  • Lowest total added value
  • Maximum technical performance
  • Market image
  • Minimum acquisition cost
  • Total cost of ownership

Next, determine competitors’ probable approaches. Finally, adopt a discriminating position aligned with the customer’s needs.

  • Develop your solution based on what the customer values
  • Add low-cost features that the customer values highly
  • Eliminate costly features that the customer does not value

Try to persuade the customer to require a solution that is better matched to your capabilities than to those of your competitors. The key is influencing the bid request early. Your aim is to establish requirements that are expensive for your competitors to meet.

If you’re late in the competition and trying to find a solution for a bid request influenced by a competitor, try to reengineer the customer’s vision. Persuade the customer to value your discriminators. The success of this strategy relies on whether the customer has the latitude to change the requirements or to select a noncompliant solution.

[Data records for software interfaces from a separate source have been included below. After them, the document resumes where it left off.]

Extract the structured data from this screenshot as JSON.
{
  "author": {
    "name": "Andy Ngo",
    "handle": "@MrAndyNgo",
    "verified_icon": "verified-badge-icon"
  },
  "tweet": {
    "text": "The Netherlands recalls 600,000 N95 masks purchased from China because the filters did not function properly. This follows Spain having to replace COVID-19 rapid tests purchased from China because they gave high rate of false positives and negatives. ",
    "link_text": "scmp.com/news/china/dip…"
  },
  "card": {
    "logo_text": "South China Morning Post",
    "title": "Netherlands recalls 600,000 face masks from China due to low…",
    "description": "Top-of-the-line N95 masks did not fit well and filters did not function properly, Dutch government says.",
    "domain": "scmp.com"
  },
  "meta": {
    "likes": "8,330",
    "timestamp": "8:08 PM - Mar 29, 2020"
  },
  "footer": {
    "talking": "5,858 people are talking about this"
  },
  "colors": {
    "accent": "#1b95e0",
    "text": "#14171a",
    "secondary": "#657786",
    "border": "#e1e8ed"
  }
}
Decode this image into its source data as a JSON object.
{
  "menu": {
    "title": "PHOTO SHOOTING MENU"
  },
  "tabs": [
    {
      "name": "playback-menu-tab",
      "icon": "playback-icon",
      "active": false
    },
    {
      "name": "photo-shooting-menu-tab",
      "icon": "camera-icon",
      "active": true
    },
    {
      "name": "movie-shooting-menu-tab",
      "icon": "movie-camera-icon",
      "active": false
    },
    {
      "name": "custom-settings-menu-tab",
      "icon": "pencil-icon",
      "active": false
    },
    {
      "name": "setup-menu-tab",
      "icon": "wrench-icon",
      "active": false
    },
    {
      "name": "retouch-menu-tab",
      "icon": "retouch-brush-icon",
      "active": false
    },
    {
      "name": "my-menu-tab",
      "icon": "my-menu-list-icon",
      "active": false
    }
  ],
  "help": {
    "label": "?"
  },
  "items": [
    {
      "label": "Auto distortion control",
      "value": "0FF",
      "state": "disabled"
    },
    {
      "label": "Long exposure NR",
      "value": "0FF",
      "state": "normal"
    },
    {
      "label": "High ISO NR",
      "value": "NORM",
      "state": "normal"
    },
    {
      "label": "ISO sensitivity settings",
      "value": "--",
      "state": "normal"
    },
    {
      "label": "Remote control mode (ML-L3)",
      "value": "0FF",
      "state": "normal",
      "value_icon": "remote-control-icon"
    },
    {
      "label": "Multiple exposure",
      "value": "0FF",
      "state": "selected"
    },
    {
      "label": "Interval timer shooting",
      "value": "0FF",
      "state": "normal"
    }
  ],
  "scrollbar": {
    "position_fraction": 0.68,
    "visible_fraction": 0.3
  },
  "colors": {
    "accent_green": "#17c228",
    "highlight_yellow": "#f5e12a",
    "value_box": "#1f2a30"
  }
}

Do all you can to influence the requirements favorably. For example, when competing for a cost-driven services contract, brainstorm ways to reduce your cost by asking the following questions:

  • How can we reduce management layers?
  • Can we increase management’s span of control?
  • Where should we place people within grades?
  • 4. Base your cost-estimating rationale on the assumption that nothing is new—everything has been done before.

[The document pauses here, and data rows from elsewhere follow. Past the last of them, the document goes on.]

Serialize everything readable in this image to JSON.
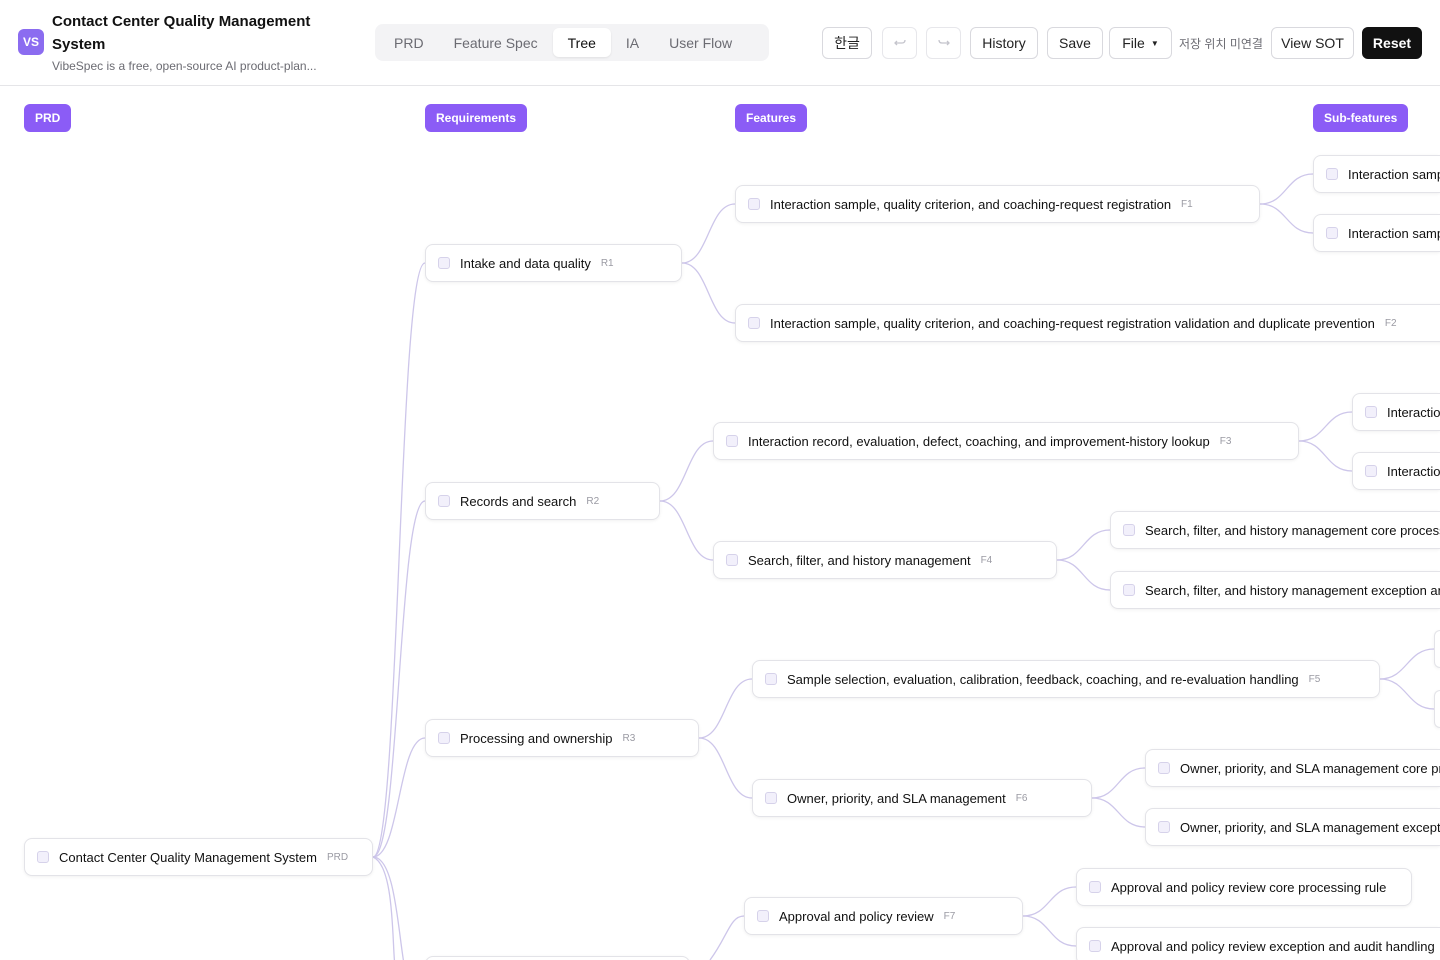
{
  "app": {
    "logo": "VS",
    "title": "Contact Center Quality Management System",
    "subtitle": "VibeSpec is a free, open-source AI product-plan..."
  },
  "tabs": [
    {
      "label": "PRD",
      "active": false
    },
    {
      "label": "Feature Spec",
      "active": false
    },
    {
      "label": "Tree",
      "active": true
    },
    {
      "label": "IA",
      "active": false
    },
    {
      "label": "User Flow",
      "active": false
    }
  ],
  "toolbar": {
    "language_label": "한글",
    "undo_icon": "undo-icon",
    "redo_icon": "redo-icon",
    "history_label": "History",
    "save_label": "Save",
    "file_label": "File",
    "save_status": "저장 위치 미연결",
    "view_sot_label": "View SOT",
    "reset_label": "Reset"
  },
  "columns": [
    "PRD",
    "Requirements",
    "Features",
    "Sub-features"
  ],
  "tree": {
    "root": {
      "label": "Contact Center Quality Management System",
      "id": "PRD"
    },
    "requirements": [
      {
        "label": "Intake and data quality",
        "id": "R1"
      },
      {
        "label": "Records and search",
        "id": "R2"
      },
      {
        "label": "Processing and ownership",
        "id": "R3"
      },
      {
        "label": "",
        "id": ""
      }
    ],
    "features": [
      {
        "label": "Interaction sample, quality criterion, and coaching-request registration",
        "id": "F1"
      },
      {
        "label": "Interaction sample, quality criterion, and coaching-request registration validation and duplicate prevention",
        "id": "F2"
      },
      {
        "label": "Interaction record, evaluation, defect, coaching, and improvement-history lookup",
        "id": "F3"
      },
      {
        "label": "Search, filter, and history management",
        "id": "F4"
      },
      {
        "label": "Sample selection, evaluation, calibration, feedback, coaching, and re-evaluation handling",
        "id": "F5"
      },
      {
        "label": "Owner, priority, and SLA management",
        "id": "F6"
      },
      {
        "label": "Approval and policy review",
        "id": "F7"
      }
    ],
    "subfeatures": [
      {
        "label": "Interaction samp"
      },
      {
        "label": "Interaction samp"
      },
      {
        "label": "Interactio"
      },
      {
        "label": "Interactio"
      },
      {
        "label": "Search, filter, and history management core processi"
      },
      {
        "label": "Search, filter, and history management exception an"
      },
      {
        "label": ""
      },
      {
        "label": ""
      },
      {
        "label": "Owner, priority, and SLA management core pr"
      },
      {
        "label": "Owner, priority, and SLA management excepti"
      },
      {
        "label": "Approval and policy review core processing rule"
      },
      {
        "label": "Approval and policy review exception and audit handling"
      }
    ]
  }
}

    Many customer cost analysts assume everything has been done before. Base your estimating rationale on the same assumption.

    In any selling environment, few customers want to purchase version 1 or serial 001. The risk of being first is often too great. Base estimates on the most similar historical tasks. Break down the project until you can identify subtasks that are similar to subtasks from prior projects.

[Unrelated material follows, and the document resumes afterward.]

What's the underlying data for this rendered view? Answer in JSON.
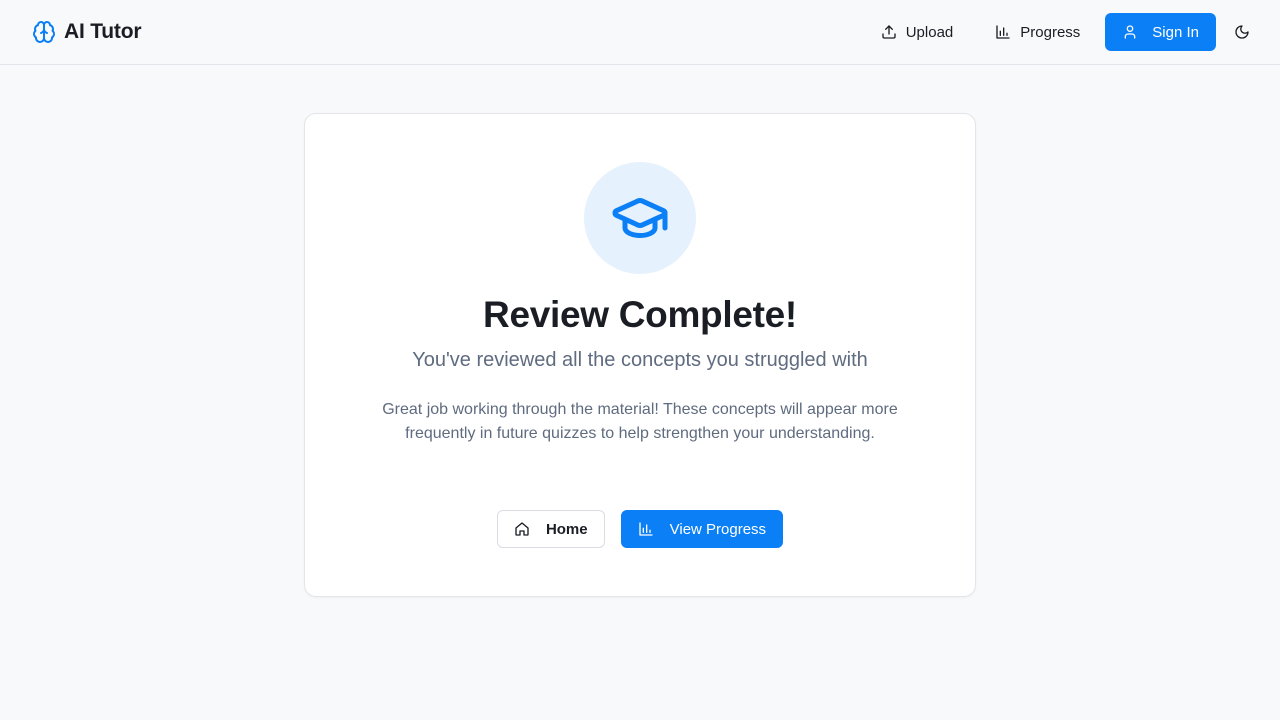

    5. Prepare or tailor written estimating guidelines for each opportunity.

    Unique complex programs require new estimating guidelines for each opportunity. For services or products that are similar from opportunity to opportunity, consider whether your current guidelines need tailoring.

    Estimating guidelines cover the following types of assumptions:

    • Program schedule and milestones to determine when costs occur
    • Work Breakdown Structure (WBS) to indicate what work will be done by which cost centers
    • A make-versus-buy subcontracting determination
    • A Statement of Work (SOW) and WBS dictionary to define the services and products to be delivered
    • Relevant financial ground rules regarding escalation, facility capitalization, work facilities and locations, direct labor and overhead rates, and preapproved rates
    • A deliverables list, including all hardware, services, and data
    • The level at which costs will be estimated, disclosed, and reported, if required

    Estimating guidelines should be written for the following reasons:

    • Only written guidelines are auditable and defensible, both externally and internally
    • Estimators working in teams must be consistent
    • When costs must be disclosed, include the ground rules in the cost volume introduction to increase your credibility
    • Partners, vendors, and subcontractors need guidelines to give accurate and competitive estimates
    • Written guidelines reduce both schedule and cost risk

    6. Minimize negotiated price decreases by using the most credible rationale.

    Government procurement officials typically require full disclosure of all task and activity descriptions, cost estimates, and rationale. The soundness of the rationale determines their subsequent price-negotiating position. A poor rationale leads to requests for larger price decreases during negotiation.


    Plan activities early in the opportunity/capture phase to work with the customer to establish their requirements—and, if they have one budget, develop a realistic target cost. Keep the target cost under constant review when helping the customer develop a budget for the opportunity. Continually and clearly differentiate between cost, price, and value with the customer and with the solution team. Manage the development of a cost strategy that is aligned to and supports the win strategy. Prepare estimating guidelines for each opportunity. Develop a firm and objective rationale for your cost estimates to reduce requests to lower the price during negotiation.